# Directions:
Please reproduce the entries that follow, keeping each word intact.

# Material for this exercise:
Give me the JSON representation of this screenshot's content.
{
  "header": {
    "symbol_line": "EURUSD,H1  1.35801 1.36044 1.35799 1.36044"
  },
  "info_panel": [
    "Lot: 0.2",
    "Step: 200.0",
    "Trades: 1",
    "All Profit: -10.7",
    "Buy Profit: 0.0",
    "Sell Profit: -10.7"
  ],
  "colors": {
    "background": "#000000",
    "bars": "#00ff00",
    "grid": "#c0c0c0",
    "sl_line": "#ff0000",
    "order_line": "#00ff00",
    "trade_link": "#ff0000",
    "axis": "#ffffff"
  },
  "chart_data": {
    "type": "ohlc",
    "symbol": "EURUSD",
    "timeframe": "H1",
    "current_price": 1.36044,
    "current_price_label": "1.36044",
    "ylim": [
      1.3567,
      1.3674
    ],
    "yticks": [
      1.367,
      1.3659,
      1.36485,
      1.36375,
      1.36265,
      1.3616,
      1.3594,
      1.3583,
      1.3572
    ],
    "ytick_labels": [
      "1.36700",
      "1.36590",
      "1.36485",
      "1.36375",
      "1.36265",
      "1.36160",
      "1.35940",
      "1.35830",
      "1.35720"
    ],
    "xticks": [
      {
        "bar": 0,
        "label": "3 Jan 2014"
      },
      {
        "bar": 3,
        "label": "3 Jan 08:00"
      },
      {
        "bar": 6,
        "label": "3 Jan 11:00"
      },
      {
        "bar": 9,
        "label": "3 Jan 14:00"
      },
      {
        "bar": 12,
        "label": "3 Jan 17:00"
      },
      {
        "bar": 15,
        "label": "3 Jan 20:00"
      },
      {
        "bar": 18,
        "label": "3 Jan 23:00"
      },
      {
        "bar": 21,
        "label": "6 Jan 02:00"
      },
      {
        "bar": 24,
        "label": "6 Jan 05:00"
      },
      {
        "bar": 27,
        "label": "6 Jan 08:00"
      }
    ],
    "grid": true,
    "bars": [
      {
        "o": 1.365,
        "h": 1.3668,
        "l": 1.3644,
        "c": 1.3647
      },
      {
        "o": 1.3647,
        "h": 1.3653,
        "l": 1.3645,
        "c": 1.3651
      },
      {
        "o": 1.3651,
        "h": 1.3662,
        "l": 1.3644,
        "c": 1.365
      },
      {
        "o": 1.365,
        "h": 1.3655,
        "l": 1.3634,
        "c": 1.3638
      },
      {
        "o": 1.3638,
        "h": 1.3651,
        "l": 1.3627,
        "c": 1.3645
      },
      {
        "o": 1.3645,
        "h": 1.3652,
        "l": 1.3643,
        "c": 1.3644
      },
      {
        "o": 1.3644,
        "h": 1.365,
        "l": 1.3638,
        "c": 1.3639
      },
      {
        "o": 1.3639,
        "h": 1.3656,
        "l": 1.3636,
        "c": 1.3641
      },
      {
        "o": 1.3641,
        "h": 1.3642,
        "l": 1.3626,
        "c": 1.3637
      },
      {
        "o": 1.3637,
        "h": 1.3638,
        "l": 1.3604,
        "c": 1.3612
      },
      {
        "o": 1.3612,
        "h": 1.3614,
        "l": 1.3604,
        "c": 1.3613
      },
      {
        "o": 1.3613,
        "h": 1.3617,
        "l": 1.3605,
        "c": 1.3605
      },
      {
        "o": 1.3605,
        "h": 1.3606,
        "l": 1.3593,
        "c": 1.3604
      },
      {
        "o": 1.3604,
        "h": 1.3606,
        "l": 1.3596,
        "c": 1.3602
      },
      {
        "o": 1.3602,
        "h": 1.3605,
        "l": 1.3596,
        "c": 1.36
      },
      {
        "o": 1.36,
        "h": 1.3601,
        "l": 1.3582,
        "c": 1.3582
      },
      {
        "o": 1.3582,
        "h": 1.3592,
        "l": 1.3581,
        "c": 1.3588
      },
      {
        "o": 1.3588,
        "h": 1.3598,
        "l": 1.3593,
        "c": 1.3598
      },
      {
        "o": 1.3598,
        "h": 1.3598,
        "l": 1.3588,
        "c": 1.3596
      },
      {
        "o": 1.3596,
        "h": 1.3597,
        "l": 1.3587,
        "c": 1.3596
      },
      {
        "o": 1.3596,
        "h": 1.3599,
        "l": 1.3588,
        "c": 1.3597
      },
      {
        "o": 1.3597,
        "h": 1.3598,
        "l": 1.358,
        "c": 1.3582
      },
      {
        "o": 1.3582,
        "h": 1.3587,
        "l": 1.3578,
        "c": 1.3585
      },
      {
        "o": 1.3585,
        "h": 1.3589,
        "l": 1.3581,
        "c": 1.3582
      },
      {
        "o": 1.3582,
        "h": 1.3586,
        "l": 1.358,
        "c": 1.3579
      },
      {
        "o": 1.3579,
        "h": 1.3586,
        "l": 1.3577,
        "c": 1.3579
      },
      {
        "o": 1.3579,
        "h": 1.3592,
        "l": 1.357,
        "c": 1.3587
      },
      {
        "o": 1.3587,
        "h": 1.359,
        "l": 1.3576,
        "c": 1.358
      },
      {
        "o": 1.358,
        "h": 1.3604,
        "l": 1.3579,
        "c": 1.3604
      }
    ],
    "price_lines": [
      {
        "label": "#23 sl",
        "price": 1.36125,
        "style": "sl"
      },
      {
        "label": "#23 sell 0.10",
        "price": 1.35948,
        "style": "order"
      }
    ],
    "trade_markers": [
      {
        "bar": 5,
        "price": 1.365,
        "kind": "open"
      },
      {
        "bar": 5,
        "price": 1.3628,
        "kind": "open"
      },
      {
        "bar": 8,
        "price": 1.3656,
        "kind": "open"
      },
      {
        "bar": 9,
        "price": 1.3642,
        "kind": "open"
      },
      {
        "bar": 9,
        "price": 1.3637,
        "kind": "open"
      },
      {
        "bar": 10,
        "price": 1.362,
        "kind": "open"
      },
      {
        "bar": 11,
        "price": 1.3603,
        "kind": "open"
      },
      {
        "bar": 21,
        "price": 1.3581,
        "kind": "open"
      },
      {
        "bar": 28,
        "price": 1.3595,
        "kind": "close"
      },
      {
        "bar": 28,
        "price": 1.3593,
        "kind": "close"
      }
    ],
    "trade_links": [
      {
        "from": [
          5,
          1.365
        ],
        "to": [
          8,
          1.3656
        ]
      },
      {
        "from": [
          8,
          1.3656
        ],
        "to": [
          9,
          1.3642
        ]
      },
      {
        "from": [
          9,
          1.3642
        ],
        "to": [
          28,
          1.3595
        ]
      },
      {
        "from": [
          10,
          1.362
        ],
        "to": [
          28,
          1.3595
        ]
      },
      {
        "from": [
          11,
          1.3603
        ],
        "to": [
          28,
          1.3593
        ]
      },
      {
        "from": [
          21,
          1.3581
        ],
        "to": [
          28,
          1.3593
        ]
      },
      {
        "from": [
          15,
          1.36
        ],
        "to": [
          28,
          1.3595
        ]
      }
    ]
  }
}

# Answer section:
Give me the JSON representation of this screenshot's content.
{
  "header": {
    "symbol_line": "EURUSD,H1  1.35801 1.36044 1.35799 1.36044"
  },
  "info_panel": [
    "Lot: 0.2",
    "Step: 200.0",
    "Trades: 1",
    "All Profit: -10.7",
    "Buy Profit: 0.0",
    "Sell Profit: -10.7"
  ],
  "colors": {
    "background": "#000000",
    "bars": "#00ff00",
    "grid": "#c0c0c0",
    "sl_line": "#ff0000",
    "order_line": "#00ff00",
    "trade_link": "#ff0000",
    "axis": "#ffffff"
  },
  "chart_data": {
    "type": "ohlc",
    "symbol": "EURUSD",
    "timeframe": "H1",
    "current_price": 1.36044,
    "current_price_label": "1.36044",
    "ylim": [
      1.3567,
      1.3674
    ],
    "yticks": [
      1.367,
      1.3659,
      1.36485,
      1.36375,
      1.36265,
      1.3616,
      1.3594,
      1.3583,
      1.3572
    ],
    "ytick_labels": [
      "1.36700",
      "1.36590",
      "1.36485",
      "1.36375",
      "1.36265",
      "1.36160",
      "1.35940",
      "1.35830",
      "1.35720"
    ],
    "xticks": [
      {
        "bar": 0,
        "label": "3 Jan 2014"
      },
      {
        "bar": 3,
        "label": "3 Jan 08:00"
      },
      {
        "bar": 6,
        "label": "3 Jan 11:00"
      },
      {
        "bar": 9,
        "label": "3 Jan 14:00"
      },
      {
        "bar": 12,
        "label": "3 Jan 17:00"
      },
      {
        "bar": 15,
        "label": "3 Jan 20:00"
      },
      {
        "bar": 18,
        "label": "3 Jan 23:00"
      },
      {
        "bar": 21,
        "label": "6 Jan 02:00"
      },
      {
        "bar": 24,
        "label": "6 Jan 05:00"
      },
      {
        "bar": 27,
        "label": "6 Jan 08:00"
      }
    ],
    "grid": true,
    "bars": [
      {
        "o": 1.365,
        "h": 1.3668,
        "l": 1.3644,
        "c": 1.3647
      },
      {
        "o": 1.3647,
        "h": 1.3653,
        "l": 1.3645,
        "c": 1.3651
      },
      {
        "o": 1.3651,
        "h": 1.3662,
        "l": 1.3644,
        "c": 1.365
      },
      {
        "o": 1.365,
        "h": 1.3655,
        "l": 1.3634,
        "c": 1.3638
      },
      {
        "o": 1.3638,
        "h": 1.3651,
        "l": 1.3627,
        "c": 1.3645
      },
      {
        "o": 1.3645,
        "h": 1.3652,
        "l": 1.3643,
        "c": 1.3644
      },
      {
        "o": 1.3644,
        "h": 1.365,
        "l": 1.3638,
        "c": 1.3639
      },
      {
        "o": 1.3639,
        "h": 1.3656,
        "l": 1.3636,
        "c": 1.3641
      },
      {
        "o": 1.3641,
        "h": 1.3642,
        "l": 1.3626,
        "c": 1.3637
      },
      {
        "o": 1.3637,
        "h": 1.3638,
        "l": 1.3604,
        "c": 1.3612
      },
      {
        "o": 1.3612,
        "h": 1.3614,
        "l": 1.3604,
        "c": 1.3613
      },
      {
        "o": 1.3613,
        "h": 1.3617,
        "l": 1.3605,
        "c": 1.3605
      },
      {
        "o": 1.3605,
        "h": 1.3606,
        "l": 1.3593,
        "c": 1.3604
      },
      {
        "o": 1.3604,
        "h": 1.3606,
        "l": 1.3596,
        "c": 1.3602
      },
      {
        "o": 1.3602,
        "h": 1.3605,
        "l": 1.3596,
        "c": 1.36
      },
      {
        "o": 1.36,
        "h": 1.3601,
        "l": 1.3582,
        "c": 1.3582
      },
      {
        "o": 1.3582,
        "h": 1.3592,
        "l": 1.3581,
        "c": 1.3588
      },
      {
        "o": 1.3588,
        "h": 1.3598,
        "l": 1.3593,
        "c": 1.3598
      },
      {
        "o": 1.3598,
        "h": 1.3598,
        "l": 1.3588,
        "c": 1.3596
      },
      {
        "o": 1.3596,
        "h": 1.3597,
        "l": 1.3587,
        "c": 1.3596
      },
      {
        "o": 1.3596,
        "h": 1.3599,
        "l": 1.3588,
        "c": 1.3597
      },
      {
        "o": 1.3597,
        "h": 1.3598,
        "l": 1.358,
        "c": 1.3582
      },
      {
        "o": 1.3582,
        "h": 1.3587,
        "l": 1.3578,
        "c": 1.3585
      },
      {
        "o": 1.3585,
        "h": 1.3589,
        "l": 1.3581,
        "c": 1.3582
      },
      {
        "o": 1.3582,
        "h": 1.3586,
        "l": 1.358,
        "c": 1.3579
      },
      {
        "o": 1.3579,
        "h": 1.3586,
        "l": 1.3577,
        "c": 1.3579
      },
      {
        "o": 1.3579,
        "h": 1.3592,
        "l": 1.357,
        "c": 1.3587
      },
      {
        "o": 1.3587,
        "h": 1.359,
        "l": 1.3576,
        "c": 1.358
      },
      {
        "o": 1.358,
        "h": 1.3604,
        "l": 1.3579,
        "c": 1.3604
      }
    ],
    "price_lines": [
      {
        "label": "#23 sl",
        "price": 1.36125,
        "style": "sl"
      },
      {
        "label": "#23 sell 0.10",
        "price": 1.35948,
        "style": "order"
      }
    ],
    "trade_markers": [
      {
        "bar": 5,
        "price": 1.365,
        "kind": "open"
      },
      {
        "bar": 5,
        "price": 1.3628,
        "kind": "open"
      },
      {
        "bar": 8,
        "price": 1.3656,
        "kind": "open"
      },
      {
        "bar": 9,
        "price": 1.3642,
        "kind": "open"
      },
      {
        "bar": 9,
        "price": 1.3637,
        "kind": "open"
      },
      {
        "bar": 10,
        "price": 1.362,
        "kind": "open"
      },
      {
        "bar": 11,
        "price": 1.3603,
        "kind": "open"
      },
      {
        "bar": 21,
        "price": 1.3581,
        "kind": "open"
      },
      {
        "bar": 28,
        "price": 1.3595,
        "kind": "close"
      },
      {
        "bar": 28,
        "price": 1.3593,
        "kind": "close"
      }
    ],
    "trade_links": [
      {
        "from": [
          5,
          1.365
        ],
        "to": [
          8,
          1.3656
        ]
      },
      {
        "from": [
          8,
          1.3656
        ],
        "to": [
          9,
          1.3642
        ]
      },
      {
        "from": [
          9,
          1.3642
        ],
        "to": [
          28,
          1.3595
        ]
      },
      {
        "from": [
          10,
          1.362
        ],
        "to": [
          28,
          1.3595
        ]
      },
      {
        "from": [
          11,
          1.3603
        ],
        "to": [
          28,
          1.3593
        ]
      },
      {
        "from": [
          21,
          1.3581
        ],
        "to": [
          28,
          1.3593
        ]
      },
      {
        "from": [
          15,
          1.36
        ],
        "to": [
          28,
          1.3595
        ]
      }
    ]
  }
}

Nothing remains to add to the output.